Increase humanitarian assistance in Syria government-controlled areas, NRC urges

The Norwegian Refugee Council called on donors to scale up humanitarian funding for Syrians in need in government-controlled areas, and on the Syrian government to end restrictions on aid, ahead of the talks on Syria scheduled in Brussels between 12-14 March.

The Council calls on for a scale-up of humanitarian assistance inside government-controlled areas, in addition to the continued to Syrians in areas outside of government control.

Carsten Hansen, the Norwegian Refugee Council’s Middle East Regional Director stressed on the need for more humanitarian aid, saying that two-thirds of the people needing such assistance are in government controlled areas. However the government has imposed restrictions on humanitarians leading to various donor countries not being enthusiastic in scaling up aid. Hansen stressed on the importance of humanitarian assistance being delivered to the people affected, irrespective of whether the area is controlled by government or by non-state armed groups.

Syrian civil war

The Syrian civil war is an ongoing armed conflict in Syria fought between the Government led by President Bashar al-Assad, along with domestic and foreign allies, and various domestic and foreign forces opposing both the Syrian government. The war in Syria was part of a wider wave of the 2011 Arab Spring protests.

Eight years into the devastating conflict, close to 12 million Syrians are in need humanitarian support, most of whom reside in government-controlled areas. An estimated 2.1 million Syrian children are currently out of school, while one in four schools has been damaged or destroyed by the war.

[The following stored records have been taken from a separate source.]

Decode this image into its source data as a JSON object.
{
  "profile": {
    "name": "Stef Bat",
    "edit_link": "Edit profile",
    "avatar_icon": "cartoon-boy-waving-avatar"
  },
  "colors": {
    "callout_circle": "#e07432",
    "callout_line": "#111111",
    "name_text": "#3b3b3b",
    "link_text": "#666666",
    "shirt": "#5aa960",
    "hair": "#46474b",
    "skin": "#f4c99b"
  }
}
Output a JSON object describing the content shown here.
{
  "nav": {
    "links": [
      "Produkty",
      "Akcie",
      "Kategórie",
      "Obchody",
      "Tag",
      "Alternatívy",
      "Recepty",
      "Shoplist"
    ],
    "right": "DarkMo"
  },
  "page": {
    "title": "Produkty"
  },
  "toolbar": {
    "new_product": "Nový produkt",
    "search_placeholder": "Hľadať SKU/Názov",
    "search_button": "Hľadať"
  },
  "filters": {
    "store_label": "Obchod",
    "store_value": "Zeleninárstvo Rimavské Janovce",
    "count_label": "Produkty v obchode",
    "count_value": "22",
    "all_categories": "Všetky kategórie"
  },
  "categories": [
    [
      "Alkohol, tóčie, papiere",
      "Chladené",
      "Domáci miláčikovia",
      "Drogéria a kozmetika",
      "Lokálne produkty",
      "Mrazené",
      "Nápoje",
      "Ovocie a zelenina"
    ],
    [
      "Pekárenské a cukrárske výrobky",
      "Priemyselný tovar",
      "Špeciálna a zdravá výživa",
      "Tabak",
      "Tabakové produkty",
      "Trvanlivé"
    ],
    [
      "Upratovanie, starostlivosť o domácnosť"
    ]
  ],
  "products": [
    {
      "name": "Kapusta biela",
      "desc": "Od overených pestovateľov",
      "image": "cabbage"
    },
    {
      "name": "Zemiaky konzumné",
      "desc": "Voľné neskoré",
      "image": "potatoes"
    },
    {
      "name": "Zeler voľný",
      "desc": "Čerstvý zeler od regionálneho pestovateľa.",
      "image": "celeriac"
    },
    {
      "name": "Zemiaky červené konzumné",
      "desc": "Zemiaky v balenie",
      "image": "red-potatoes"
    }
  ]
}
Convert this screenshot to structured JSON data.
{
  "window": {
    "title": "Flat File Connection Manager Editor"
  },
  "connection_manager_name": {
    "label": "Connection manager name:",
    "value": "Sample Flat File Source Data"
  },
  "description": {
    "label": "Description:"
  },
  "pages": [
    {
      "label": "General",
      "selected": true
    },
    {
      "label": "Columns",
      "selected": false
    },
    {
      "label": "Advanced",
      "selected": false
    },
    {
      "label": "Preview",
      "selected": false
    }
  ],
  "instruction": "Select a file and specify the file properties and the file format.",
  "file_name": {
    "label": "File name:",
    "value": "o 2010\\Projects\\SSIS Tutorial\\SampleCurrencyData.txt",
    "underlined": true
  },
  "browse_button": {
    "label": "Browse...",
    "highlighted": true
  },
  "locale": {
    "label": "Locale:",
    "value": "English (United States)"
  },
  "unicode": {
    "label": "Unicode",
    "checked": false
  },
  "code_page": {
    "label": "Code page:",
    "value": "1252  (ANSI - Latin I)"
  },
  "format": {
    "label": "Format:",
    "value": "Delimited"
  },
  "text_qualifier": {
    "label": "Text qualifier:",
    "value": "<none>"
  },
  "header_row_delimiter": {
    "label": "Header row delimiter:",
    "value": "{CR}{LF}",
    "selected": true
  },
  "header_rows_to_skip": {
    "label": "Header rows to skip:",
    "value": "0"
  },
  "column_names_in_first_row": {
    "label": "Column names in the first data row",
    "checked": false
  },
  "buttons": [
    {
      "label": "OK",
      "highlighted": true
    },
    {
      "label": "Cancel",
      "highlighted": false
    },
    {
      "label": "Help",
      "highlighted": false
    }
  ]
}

According to NRC, 1.6 million people were forced to flee their homes in Syria in 2018 bringing the total number of internally displaced to 6.2 million people. 5.7 million people are living as refugees in the region. People have started to return to their homes however the majority do not feel safe, as the problem with lack of security and basic services persists.